Florida House approves election package – again – sends back to Senateby Dara Kam | May 3rd, 2013
The secretary of state won’t be able to punish elections supervisors under a modified elections package approved by the Florida House and sent to the Senate for final passage.
The Senate is expected to finalize the measure, which requires supervisors instead to post online a report of their preparations three months prior to the election, in one of the last actions before the 2013 session ends later this afternoon.
The Senate had wanted to give the secretary of state, appointed by the governor, the authority to put the locally elected officials on probation and force them to pass a test before being able to be removed from “noncompliant status.”
But House Speaker Will Weatherford, R-Wesley Chapel, sided with the supervisors, who objected that Detzner already has the authority to review the local officials’ preparedness, give them written directions and take them to court if he believes they aren’t complying with the law.
Before the session began, Gov. Rick Scott, Weatherford, and Senate President Don Gaetz, R-Niceville, pledged to do something to fix the long lines and up to eight-hour waits encountered by many voters last fall.
Under the plan expected to go to Scott for signature, supervisors can choose from between eight and 14 days of early voting and stay open from eight to 12 hours per day.

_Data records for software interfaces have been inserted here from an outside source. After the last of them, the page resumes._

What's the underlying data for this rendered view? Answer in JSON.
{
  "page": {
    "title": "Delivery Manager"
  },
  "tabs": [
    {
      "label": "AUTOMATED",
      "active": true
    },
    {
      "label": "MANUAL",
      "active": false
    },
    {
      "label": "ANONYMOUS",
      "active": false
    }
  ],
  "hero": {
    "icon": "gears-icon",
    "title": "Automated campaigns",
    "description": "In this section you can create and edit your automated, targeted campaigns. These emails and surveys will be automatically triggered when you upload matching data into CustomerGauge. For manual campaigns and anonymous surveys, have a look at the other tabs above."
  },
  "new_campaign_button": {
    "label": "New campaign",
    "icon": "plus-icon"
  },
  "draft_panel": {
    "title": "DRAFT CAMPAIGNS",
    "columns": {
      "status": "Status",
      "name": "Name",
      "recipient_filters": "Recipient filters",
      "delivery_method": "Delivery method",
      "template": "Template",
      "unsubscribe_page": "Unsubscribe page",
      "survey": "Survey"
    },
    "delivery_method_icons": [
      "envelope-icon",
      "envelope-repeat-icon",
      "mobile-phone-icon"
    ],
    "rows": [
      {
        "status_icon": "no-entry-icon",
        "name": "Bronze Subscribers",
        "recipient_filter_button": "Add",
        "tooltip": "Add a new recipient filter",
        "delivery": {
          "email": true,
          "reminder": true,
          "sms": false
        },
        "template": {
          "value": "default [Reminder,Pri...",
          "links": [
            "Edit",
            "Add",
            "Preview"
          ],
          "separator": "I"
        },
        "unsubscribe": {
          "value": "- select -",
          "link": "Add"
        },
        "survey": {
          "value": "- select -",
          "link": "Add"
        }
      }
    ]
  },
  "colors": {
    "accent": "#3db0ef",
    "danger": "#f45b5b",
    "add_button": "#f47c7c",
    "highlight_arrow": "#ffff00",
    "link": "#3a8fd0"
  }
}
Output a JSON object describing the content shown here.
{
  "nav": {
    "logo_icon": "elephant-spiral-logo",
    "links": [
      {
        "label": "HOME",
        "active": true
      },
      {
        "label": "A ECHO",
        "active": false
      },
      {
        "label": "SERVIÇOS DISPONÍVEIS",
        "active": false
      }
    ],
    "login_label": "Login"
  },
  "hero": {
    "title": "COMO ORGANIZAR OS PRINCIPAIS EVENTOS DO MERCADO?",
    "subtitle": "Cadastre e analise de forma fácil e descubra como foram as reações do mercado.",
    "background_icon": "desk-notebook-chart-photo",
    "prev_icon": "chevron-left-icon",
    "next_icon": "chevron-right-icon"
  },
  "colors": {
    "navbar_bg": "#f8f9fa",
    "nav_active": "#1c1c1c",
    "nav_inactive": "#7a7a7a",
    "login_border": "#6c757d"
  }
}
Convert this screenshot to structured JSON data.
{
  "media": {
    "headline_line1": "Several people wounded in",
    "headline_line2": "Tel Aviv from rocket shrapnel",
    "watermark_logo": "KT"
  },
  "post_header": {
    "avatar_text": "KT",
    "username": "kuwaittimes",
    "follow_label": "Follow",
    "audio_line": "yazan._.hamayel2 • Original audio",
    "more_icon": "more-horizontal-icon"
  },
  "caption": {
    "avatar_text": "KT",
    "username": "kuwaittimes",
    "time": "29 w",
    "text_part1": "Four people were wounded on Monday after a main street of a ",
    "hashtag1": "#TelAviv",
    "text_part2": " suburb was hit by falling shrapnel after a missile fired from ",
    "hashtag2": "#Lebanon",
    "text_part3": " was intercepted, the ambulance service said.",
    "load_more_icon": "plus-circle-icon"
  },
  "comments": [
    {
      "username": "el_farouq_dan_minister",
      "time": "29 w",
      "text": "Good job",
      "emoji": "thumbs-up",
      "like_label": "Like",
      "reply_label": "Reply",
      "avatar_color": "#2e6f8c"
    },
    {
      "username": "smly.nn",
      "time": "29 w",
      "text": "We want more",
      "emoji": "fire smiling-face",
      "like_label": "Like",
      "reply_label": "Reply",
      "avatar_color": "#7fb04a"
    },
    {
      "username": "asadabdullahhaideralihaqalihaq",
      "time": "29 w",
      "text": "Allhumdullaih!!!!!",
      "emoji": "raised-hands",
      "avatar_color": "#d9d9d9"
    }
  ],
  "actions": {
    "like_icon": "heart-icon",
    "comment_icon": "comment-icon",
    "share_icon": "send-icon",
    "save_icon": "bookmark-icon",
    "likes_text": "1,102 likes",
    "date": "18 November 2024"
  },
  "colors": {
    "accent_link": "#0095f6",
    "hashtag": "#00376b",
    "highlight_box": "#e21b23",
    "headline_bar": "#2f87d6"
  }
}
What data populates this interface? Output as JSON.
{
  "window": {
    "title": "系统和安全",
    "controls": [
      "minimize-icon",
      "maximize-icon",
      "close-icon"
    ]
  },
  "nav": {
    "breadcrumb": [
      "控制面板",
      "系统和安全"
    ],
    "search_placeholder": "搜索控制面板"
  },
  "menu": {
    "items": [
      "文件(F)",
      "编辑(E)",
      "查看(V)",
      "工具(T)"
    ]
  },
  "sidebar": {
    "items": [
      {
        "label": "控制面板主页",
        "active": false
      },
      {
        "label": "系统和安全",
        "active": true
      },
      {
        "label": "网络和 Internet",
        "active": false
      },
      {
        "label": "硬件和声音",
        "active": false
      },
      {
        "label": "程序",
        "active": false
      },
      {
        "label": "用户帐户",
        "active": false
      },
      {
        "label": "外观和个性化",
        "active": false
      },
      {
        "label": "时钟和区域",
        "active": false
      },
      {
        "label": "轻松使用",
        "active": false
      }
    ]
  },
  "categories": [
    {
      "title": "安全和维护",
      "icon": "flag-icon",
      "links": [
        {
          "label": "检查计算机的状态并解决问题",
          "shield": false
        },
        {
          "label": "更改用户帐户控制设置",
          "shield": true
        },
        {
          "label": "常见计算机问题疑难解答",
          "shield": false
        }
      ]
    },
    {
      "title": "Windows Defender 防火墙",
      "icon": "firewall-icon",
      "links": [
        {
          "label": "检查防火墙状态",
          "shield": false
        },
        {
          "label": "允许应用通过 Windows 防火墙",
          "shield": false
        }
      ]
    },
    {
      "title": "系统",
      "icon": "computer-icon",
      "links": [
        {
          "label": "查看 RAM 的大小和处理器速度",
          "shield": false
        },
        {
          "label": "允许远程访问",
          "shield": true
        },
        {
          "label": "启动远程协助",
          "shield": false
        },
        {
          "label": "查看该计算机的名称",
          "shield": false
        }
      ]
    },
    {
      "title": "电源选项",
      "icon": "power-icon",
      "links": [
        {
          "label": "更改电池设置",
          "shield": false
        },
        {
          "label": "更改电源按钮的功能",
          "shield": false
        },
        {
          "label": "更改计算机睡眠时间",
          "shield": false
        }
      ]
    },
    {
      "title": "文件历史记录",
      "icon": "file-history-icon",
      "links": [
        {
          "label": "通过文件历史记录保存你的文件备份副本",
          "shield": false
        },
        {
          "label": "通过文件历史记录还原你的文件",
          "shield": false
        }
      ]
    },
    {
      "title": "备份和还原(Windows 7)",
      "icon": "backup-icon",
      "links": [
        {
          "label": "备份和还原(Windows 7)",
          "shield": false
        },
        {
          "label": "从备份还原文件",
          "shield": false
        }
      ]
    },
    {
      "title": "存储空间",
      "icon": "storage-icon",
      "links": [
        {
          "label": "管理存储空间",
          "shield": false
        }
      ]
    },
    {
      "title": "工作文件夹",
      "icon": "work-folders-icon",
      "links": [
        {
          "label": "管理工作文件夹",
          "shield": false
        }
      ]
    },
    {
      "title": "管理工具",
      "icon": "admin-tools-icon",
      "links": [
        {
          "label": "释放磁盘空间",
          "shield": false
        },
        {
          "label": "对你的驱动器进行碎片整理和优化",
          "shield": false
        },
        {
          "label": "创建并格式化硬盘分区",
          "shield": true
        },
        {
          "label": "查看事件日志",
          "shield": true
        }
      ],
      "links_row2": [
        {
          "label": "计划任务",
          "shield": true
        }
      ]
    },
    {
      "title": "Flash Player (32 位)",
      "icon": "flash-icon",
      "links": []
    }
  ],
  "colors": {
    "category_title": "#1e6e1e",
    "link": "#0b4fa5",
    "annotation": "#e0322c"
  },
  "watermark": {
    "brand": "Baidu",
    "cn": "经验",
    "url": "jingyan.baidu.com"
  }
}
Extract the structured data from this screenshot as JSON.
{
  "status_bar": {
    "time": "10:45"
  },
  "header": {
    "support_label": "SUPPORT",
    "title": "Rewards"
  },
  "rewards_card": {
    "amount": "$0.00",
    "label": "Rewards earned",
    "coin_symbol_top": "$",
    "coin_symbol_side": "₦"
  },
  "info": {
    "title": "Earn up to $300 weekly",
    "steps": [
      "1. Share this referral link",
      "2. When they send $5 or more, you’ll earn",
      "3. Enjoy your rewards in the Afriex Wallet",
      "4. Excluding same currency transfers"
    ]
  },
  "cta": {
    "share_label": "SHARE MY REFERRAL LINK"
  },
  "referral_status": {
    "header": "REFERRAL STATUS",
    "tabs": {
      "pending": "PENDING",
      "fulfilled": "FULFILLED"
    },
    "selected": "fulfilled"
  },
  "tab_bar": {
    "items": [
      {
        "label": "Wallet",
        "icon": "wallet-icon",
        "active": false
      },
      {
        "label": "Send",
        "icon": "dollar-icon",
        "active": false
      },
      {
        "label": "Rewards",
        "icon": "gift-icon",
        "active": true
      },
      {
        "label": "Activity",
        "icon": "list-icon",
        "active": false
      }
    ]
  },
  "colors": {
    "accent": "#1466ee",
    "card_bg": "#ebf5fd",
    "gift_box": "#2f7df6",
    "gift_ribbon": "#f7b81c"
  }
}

The 2011 law, HB 1355, shrank early voting from 14 to 8 days. GOP insiders said the 2011 law was designed to cut back on Democratic turnout in the 2012 election, a reaction to Florida Democrats’ support for President Obama in 2008 that helped him into the White House.
This year’s proposal also gives supervisors more options for early voting sites, and would allow add civic centers, fairgrounds, courthouses and government-run senior centers to the city halls, public libraries and elections offices they can now use.
“Reform is never final…We should be ready always to come here and make adjustments if we can make things better,” said Rep. Dennis Baxley, R-Ocala, the sponsor of HB 1355.
Democrats applauded the effort but said it didn’t go far enough to reverse a 2011 elections package they blame for many of the problems.
Rep. Janet Cruz, who was the lead Democrat on the elections bill, called the effort “a very, very good big, big first step in solving the difficulties that our voters have faced.”
But, she added, “I want our citizens to know that we are not finished.”
Democrats contend that voters should still be allowed to change their addresses at the polls on election day. Current law, changed in 2011, requires voters who move outside of the county to cast provisional ballots – which have a greater likelihood of being tossed – if they don’t update their address before Election Day. Democrats contend that kept many college students from casting regular ballots in the fall.
The bill takes “solid steps” to “reform the deform that had happened” with HB 1355, incoming House Democratic Leader Darryl Rouson, D-St. Petersburg, said. The bill isn’t “where we want to be but it’s better than where we are,” he said.
“Some of us feel like the bill hasn’t gone far enough. We want to go back to pre-1355,” Rouson said.